» How to complete this task:
Search the records for lines that contain the word "directs". Copy them all.
*** Begin section ***
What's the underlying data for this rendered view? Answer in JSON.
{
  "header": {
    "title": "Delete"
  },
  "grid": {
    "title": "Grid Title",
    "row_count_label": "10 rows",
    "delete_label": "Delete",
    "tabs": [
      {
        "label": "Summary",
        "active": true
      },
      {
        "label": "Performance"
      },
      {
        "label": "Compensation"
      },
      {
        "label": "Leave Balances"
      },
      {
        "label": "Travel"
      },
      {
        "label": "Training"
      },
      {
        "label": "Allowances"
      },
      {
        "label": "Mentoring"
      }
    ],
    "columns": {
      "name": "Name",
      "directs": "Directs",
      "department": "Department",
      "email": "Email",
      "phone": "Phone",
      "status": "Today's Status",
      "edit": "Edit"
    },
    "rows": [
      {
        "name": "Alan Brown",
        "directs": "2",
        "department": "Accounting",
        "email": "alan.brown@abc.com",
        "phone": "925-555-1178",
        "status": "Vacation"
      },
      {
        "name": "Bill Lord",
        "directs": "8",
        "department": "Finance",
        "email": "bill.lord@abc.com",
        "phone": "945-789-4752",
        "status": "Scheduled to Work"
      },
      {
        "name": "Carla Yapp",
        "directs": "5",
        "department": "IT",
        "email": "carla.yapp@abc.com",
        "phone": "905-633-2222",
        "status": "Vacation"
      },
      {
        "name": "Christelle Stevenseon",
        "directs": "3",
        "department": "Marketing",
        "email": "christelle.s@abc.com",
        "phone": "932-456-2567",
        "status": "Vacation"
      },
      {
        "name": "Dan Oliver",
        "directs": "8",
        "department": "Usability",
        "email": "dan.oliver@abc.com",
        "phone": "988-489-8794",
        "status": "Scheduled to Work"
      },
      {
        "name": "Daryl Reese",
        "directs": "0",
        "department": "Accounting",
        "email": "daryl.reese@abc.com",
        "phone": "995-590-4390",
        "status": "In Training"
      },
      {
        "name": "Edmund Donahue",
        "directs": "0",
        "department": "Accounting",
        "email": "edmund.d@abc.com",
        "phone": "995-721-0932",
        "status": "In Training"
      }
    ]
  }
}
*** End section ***
» Output for this task:
      "directs": "Directs",
        "directs": "2",
        "directs": "8",
        "directs": "5",
        "directs": "3",
        "directs": "8",
        "directs": "0",
        "directs": "0",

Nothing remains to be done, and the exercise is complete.